__INFORMATION PROVIDED__.

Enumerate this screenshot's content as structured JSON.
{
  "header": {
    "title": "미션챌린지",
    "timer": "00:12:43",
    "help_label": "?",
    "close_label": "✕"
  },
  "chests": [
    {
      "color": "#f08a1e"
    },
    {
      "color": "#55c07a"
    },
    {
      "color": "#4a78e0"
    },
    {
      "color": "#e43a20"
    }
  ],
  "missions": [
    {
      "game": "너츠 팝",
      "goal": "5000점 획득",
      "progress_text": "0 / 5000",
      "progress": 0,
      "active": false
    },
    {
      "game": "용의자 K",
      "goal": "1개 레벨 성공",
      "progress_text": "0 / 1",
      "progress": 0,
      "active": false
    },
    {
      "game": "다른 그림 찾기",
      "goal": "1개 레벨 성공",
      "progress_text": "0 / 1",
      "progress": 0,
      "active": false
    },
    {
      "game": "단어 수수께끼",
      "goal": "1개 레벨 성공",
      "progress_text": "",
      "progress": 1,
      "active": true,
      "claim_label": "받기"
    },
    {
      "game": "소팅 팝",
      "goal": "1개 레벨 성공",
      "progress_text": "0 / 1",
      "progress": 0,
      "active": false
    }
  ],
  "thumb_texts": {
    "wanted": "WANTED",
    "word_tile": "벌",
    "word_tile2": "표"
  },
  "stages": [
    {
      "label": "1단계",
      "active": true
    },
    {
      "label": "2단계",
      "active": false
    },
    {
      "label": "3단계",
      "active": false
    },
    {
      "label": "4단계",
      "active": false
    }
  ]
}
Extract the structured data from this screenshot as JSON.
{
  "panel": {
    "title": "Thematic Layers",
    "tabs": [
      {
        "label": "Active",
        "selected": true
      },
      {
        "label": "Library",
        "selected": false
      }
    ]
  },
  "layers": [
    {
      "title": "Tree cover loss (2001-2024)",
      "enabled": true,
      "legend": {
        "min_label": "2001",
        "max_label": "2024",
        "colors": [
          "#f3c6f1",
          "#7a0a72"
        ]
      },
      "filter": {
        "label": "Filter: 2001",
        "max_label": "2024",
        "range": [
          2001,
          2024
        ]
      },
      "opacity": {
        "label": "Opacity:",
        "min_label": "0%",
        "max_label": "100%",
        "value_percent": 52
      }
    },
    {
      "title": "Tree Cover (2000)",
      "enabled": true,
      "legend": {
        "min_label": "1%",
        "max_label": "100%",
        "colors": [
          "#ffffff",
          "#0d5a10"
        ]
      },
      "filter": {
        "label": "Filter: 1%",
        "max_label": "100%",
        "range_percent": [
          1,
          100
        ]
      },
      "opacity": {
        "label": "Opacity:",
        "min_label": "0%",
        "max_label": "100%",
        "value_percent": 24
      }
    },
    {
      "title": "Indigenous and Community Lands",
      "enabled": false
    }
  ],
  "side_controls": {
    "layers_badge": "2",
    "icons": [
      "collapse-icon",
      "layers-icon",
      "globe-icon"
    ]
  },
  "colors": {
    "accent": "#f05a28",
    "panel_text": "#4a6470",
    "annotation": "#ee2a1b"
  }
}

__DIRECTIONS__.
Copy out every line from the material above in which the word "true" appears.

__ANSWER BELOW__.
      "active": true,
      "active": true
        "selected": true
      "enabled": true,
      "enabled": true,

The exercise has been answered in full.